However, despite their trust in provider professionalism, the group did not take lightly to the possibility of physicians selling their patient’s personal health information to disease control bodies, etc. even when de-identified. I had to assure one of the group members that it would be a HIPAA violation and against the ‘rules’ to sell patient information without prior consent. One patient joked about reading the fine print of every medical document from  henceforth.

 

Costs to consider for EMR implementation


Despite what most EMR vendors may want you to believe, there is more to budget for than monthly costs along with the initial training and implementation fees. While costs have decreased significantly over the last few years, most EMRs still require a small fortune. Many providers still rank cost as the highest in hurdles to adoption and while the government may incentivize EMR adoption through meaningful use, the initial investment is still to be paid by the provider alone.

Research and Analysis (Sunk Cost)

What most providers do not account for is the opportunity cost of researching and analyzing the EMR product. While for some it may just translate into free time and hectic schedules, for others it may require sacrificing available time slots for patients, resulting in business loss. One should also include the cost for visiting onsite references, hiring staff overtime for analysis or consultation fees.

Hardware Costs

Most EMR vendors are able to provide hardware specifications for optimum results. While Software as a Service (SaaS) model for EMRs may reduce the upfront spending, those shifting from paper will still need to set up exam rooms and nurse stations. Recognized EMR vendors often work with hardware vendors to provide their clients with discounted deals and bulk buys.

Software Costs

EMR users are required to pay licensing cost, either upfront for a client server model or on a monthly basis for SaaS based product. Physician’s assistant and Nurses may also require separate user licenses apart from the provider’s own. The upfront licensing cost for a client based server can range between $5000-25000 depending on the solution and user base while some hospital based vendors may even charge in excess. SaaS based EMR vendors usually charge around an average of $500 per license.

Training and Implementation Costs

The training and implementation costs can vary significantly from vendor to vendor.  Most EMR vendors prefer to train providers through remote desktop access, because not only is it more cost effective but flexible too. Sessions can be configured to suit the user requirements, while personal sessions can be set up at the discretion of the user, independent of location. However, most practices still prefer onsite training which may cost more but help smoothen the implementation process itself. Training hours can be billed somewhere from $100-300 dependent on the method and vendor.

Support and Maintenance 

Hospitals and large care corporations are able to hire dedicated staff to provide ongoing assistance when and wherever required. However, EMR vendors especially for SaaS based products are able to provide offsite support through telecommunication and online portals. This method is more cost effective in most cases and one of the major reasons driving the adoption of SaaS based EMRs. These costs however do not include hardware maintenance in most cases which then would have to be arranged independently by the provider if required.

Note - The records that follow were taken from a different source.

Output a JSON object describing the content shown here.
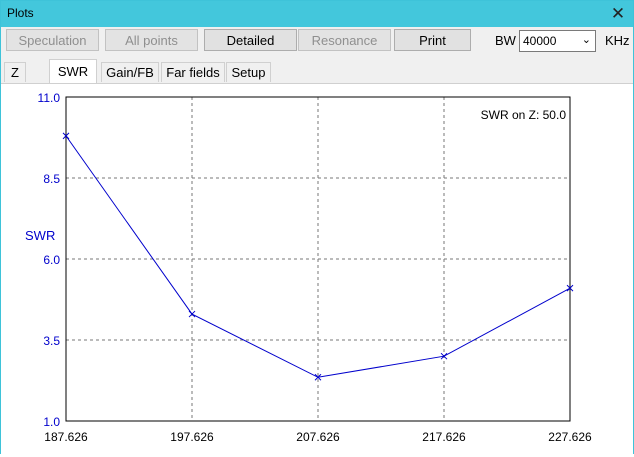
{
  "window": {
    "title": "Plots"
  },
  "toolbar": {
    "buttons": [
      {
        "label": "Speculation",
        "enabled": false
      },
      {
        "label": "All points",
        "enabled": false
      },
      {
        "label": "Detailed",
        "enabled": true
      },
      {
        "label": "Resonance",
        "enabled": false
      },
      {
        "label": "Print",
        "enabled": true
      }
    ],
    "bw_label": "BW",
    "bw_value": "40000",
    "unit_label": "KHz"
  },
  "tabs": [
    {
      "label": "Z",
      "active": false
    },
    {
      "label": "SWR",
      "active": true
    },
    {
      "label": "Gain/FB",
      "active": false
    },
    {
      "label": "Far fields",
      "active": false
    },
    {
      "label": "Setup",
      "active": false
    }
  ],
  "colors": {
    "titlebar": "#43c7dc",
    "series": "#0000cc",
    "axis_text": "#0000cc"
  },
  "chart_data": {
    "type": "line",
    "ylabel": "SWR",
    "annotation": "SWR on Z: 50.0",
    "x_tick_labels": [
      "187.626",
      "197.626",
      "207.626",
      "217.626",
      "227.626"
    ],
    "y_tick_labels": [
      "11.0",
      "8.5",
      "6.0",
      "3.5",
      "1.0"
    ],
    "x": [
      187.626,
      197.626,
      207.626,
      217.626,
      227.626
    ],
    "values": [
      9.8,
      4.3,
      2.35,
      3.0,
      5.1
    ],
    "xlim": [
      187.626,
      227.626
    ],
    "ylim": [
      1.0,
      11.0
    ],
    "grid": true
  }
}
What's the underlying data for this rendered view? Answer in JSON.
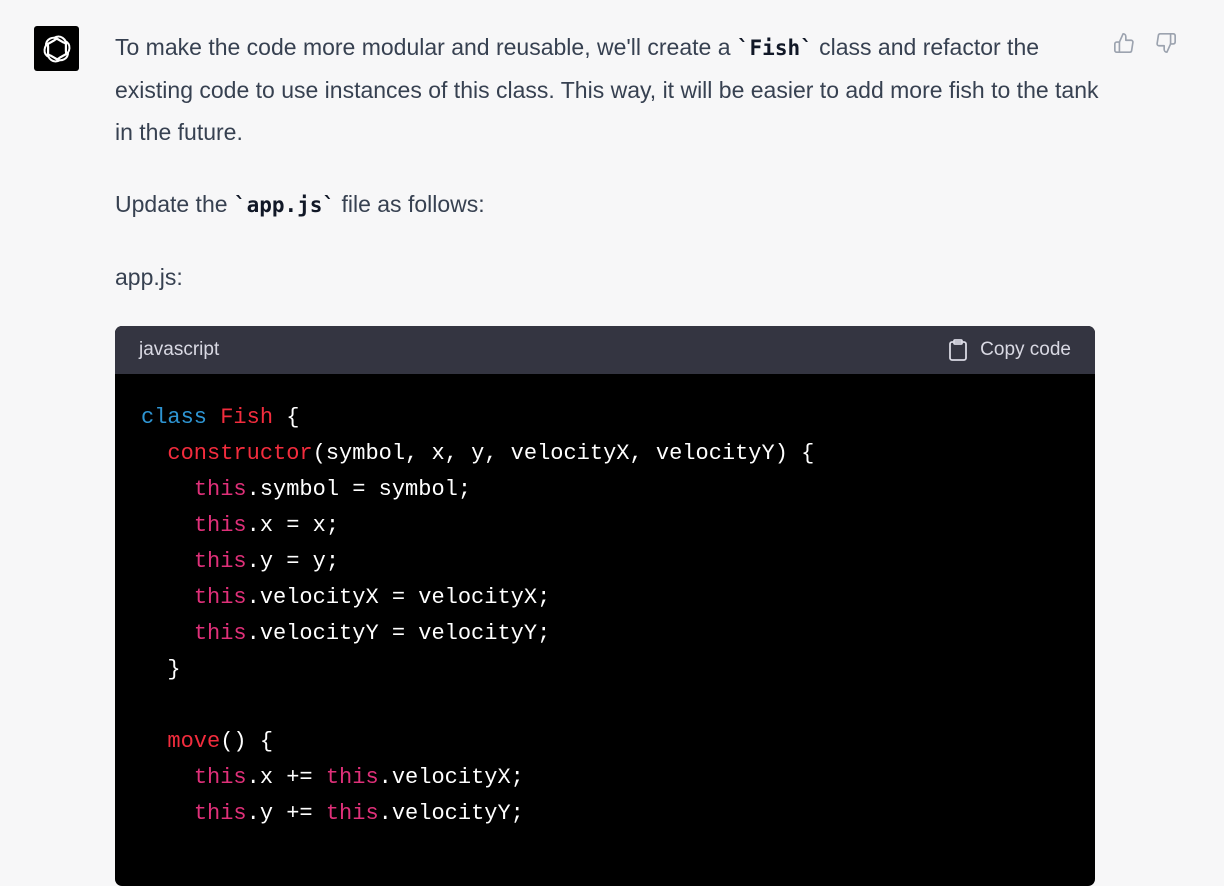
{
  "message": {
    "para1": {
      "before": "To make the code more modular and reusable, we'll create a ",
      "code": "`Fish`",
      "after": " class and refactor the existing code to use instances of this class. This way, it will be easier to add more fish to the tank in the future."
    },
    "para2": {
      "before": "Update the ",
      "code": "`app.js`",
      "after": " file as follows:"
    },
    "para3": "app.js:"
  },
  "code_block": {
    "language": "javascript",
    "copy_label": "Copy code",
    "lines": [
      [
        {
          "t": "class",
          "c": "kw"
        },
        {
          "t": " "
        },
        {
          "t": "Fish",
          "c": "cls"
        },
        {
          "t": " {"
        }
      ],
      [
        {
          "t": "  "
        },
        {
          "t": "constructor",
          "c": "fn"
        },
        {
          "t": "(symbol, x, y, velocityX, velocityY) {"
        }
      ],
      [
        {
          "t": "    "
        },
        {
          "t": "this",
          "c": "this"
        },
        {
          "t": ".symbol = symbol;"
        }
      ],
      [
        {
          "t": "    "
        },
        {
          "t": "this",
          "c": "this"
        },
        {
          "t": ".x = x;"
        }
      ],
      [
        {
          "t": "    "
        },
        {
          "t": "this",
          "c": "this"
        },
        {
          "t": ".y = y;"
        }
      ],
      [
        {
          "t": "    "
        },
        {
          "t": "this",
          "c": "this"
        },
        {
          "t": ".velocityX = velocityX;"
        }
      ],
      [
        {
          "t": "    "
        },
        {
          "t": "this",
          "c": "this"
        },
        {
          "t": ".velocityY = velocityY;"
        }
      ],
      [
        {
          "t": "  }"
        }
      ],
      [
        {
          "t": ""
        }
      ],
      [
        {
          "t": "  "
        },
        {
          "t": "move",
          "c": "fn"
        },
        {
          "t": "() {"
        }
      ],
      [
        {
          "t": "    "
        },
        {
          "t": "this",
          "c": "this"
        },
        {
          "t": ".x += "
        },
        {
          "t": "this",
          "c": "this"
        },
        {
          "t": ".velocityX;"
        }
      ],
      [
        {
          "t": "    "
        },
        {
          "t": "this",
          "c": "this"
        },
        {
          "t": ".y += "
        },
        {
          "t": "this",
          "c": "this"
        },
        {
          "t": ".velocityY;"
        }
      ]
    ]
  },
  "icons": {
    "avatar": "openai-logo-icon",
    "thumbs_up": "thumbs-up-icon",
    "thumbs_down": "thumbs-down-icon",
    "copy": "clipboard-icon"
  },
  "colors": {
    "page_bg": "#f7f7f8",
    "code_bg": "#000000",
    "code_header_bg": "#343541",
    "keyword": "#2e95d3",
    "class_name": "#f22c3d",
    "this": "#df3079"
  }
}
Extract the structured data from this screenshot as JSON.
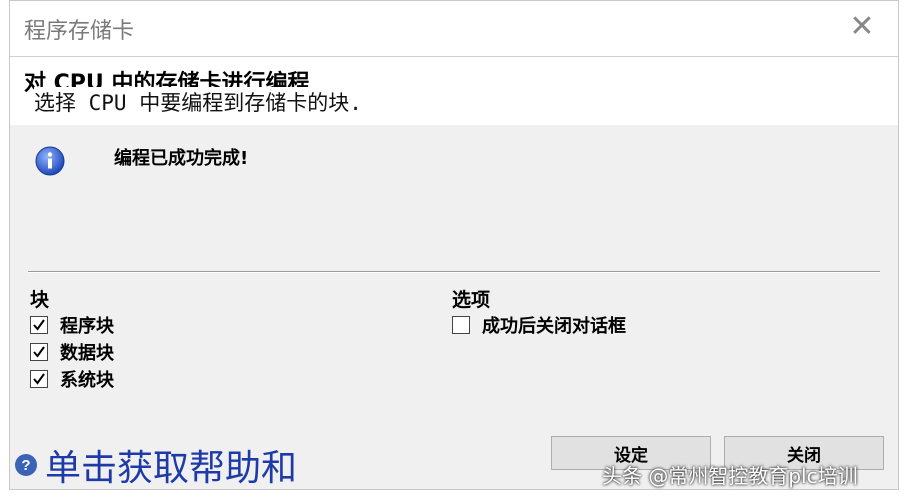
{
  "window": {
    "title": "程序存储卡",
    "close_glyph": "✕"
  },
  "header": {
    "title": "对 CPU 中的存储卡进行编程",
    "subtitle": "选择 CPU 中要编程到存储卡的块."
  },
  "status": {
    "icon": "info-icon",
    "message": "编程已成功完成!"
  },
  "blocks": {
    "title": "块",
    "items": [
      {
        "label": "程序块",
        "checked": true
      },
      {
        "label": "数据块",
        "checked": true
      },
      {
        "label": "系统块",
        "checked": true
      }
    ]
  },
  "options": {
    "title": "选项",
    "items": [
      {
        "label": "成功后关闭对话框",
        "checked": false
      }
    ]
  },
  "help": {
    "icon": "help-icon",
    "label": "单击获取帮助和"
  },
  "buttons": {
    "settings": "设定",
    "close": "关闭"
  },
  "watermark": "头条 @常州智控教育plc培训"
}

Other ongoing costs

It is important for the provider to consider other miscellaneous expenditure that may or may not be required during or after the EMR implementation. These can include hardware and software upgrades, new employee training, additional feature requests and customizations.